It is no coincidence that Easter in our part of the world, and that in which Jesus lived, comes in spring. Also, that the Nativity is in the depths of winter near the shortest day. The nascent hope of Christmas is fulfilled in the renaissance of Easter. Our supernatural hope is mirrored in the natural world, as Shelly says, ‘If Winter comes can Spring be far behind?’
I have had a little rebirth myself lately, somewhat due to lockdown. I have been helped to rediscover poetry by Mary Murphy, sometimes attending but mostly watching her ‘Exploring Poetry’ from Saint Eugene’s Cathedral Hall, 11.00am each Friday. For an hour she will read (beautifully) and discuss and explain how she interprets and reacts to the poems, both intellectually and emotionally. As well as revisiting familiar poets, I have been introduced to names new to me, such as Mary Oliver, Jessica Powers and R. S. Thomas. Not all are to my taste or to my ear, but all are endowed with Mary’s wonderful enthusiasm.
My first introduction to poetry was as an 11-year-old by a formidable and brilliant teacher, Fr.V.L. Armishaw(RIP). To be exposed to Chaucer, Shakespeare, Donne, Tennyson and Chesterton at that age is a great education, even though one may not understand fully what they are saying. We were often told that he was ‘casting pearls before swine’ but some picked up the treasure laid in front of us. To have to read, learn and recite parts of The Canterbury Tales, Julius Caesar, No man is an Island, The Lady of Shallot, Lepanto, seemed a chore then but a happy legacy now.
One poet whom I rediscovered (although they never really leave if you have even a couple of lines or a phrase of theirs in your head) is Gerard Manley Hopkins(1844-1889). Originally an Anglican, under the influence of John Henry Newman, he converted to Catholicism and was subsequently ordained a Jesuit priest.
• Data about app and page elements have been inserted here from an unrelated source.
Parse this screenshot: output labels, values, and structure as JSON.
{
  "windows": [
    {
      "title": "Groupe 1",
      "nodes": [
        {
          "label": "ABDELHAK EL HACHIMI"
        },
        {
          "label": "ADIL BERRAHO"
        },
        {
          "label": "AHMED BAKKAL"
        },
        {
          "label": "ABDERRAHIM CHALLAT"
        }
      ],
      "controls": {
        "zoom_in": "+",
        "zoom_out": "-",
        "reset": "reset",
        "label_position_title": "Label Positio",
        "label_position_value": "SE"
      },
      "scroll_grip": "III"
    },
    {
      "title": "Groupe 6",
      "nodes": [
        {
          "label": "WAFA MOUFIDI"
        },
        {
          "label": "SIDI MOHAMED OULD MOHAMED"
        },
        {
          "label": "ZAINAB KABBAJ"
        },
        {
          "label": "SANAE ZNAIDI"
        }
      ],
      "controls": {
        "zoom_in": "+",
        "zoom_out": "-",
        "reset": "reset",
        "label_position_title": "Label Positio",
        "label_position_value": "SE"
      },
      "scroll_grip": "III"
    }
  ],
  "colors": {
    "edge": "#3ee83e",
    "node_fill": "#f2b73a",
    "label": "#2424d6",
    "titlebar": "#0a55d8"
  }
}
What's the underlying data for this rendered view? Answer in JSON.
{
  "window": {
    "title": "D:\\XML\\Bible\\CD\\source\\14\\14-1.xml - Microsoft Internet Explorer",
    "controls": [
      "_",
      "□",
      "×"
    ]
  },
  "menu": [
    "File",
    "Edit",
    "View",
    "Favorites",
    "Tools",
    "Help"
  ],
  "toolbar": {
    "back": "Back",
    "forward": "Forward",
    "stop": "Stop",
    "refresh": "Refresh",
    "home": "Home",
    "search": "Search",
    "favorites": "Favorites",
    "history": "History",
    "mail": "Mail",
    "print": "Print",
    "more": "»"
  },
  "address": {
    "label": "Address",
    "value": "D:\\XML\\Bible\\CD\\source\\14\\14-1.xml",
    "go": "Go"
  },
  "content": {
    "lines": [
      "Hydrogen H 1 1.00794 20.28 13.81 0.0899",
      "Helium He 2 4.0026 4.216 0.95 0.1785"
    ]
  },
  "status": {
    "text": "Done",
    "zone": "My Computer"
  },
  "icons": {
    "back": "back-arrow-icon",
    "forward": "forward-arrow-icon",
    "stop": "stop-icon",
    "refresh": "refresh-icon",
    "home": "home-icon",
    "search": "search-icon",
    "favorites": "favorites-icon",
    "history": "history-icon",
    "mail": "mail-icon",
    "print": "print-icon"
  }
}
His poem ‘Spring’ compares the burst of new growth of the season to the innocence of Eden before the fall. All this new life comes from God.
Nothing is so beautiful as spring-
When weeds, in wheels, shoot long and lovely and lush;
Thrush’s eggs look little low heavens, and thrush
Through the echoing timber does so rinse and wring
The ear, it strikes like lightnings to hear him sing;
The glassy pear tree leaves and blooms, they brush
The descending blue; that blue is all in a rush
With richness; the racing lambs too have their fling.
What is all this juice and all this joy?
A strain of the earth’s sweet being in the beginning
In Eden garden.-Have, get, before it cloy,
Before it cloud, Christ, lord, and sour with sinning,
Innocent mind and Mayday in girl and boy,
Most, O maid’s child, thy choice and worthy the winning.
(Gerard Manley Hopkins)
Because of Easter this new life is available to all if we choose not to ‘sour with sinning’, we can be reborn in Christ’s spring. Happy Easter.
Kevin, married to Rosemary, is a retired optician and a member of Saint Eugene’s Cathedral Choir, Derry.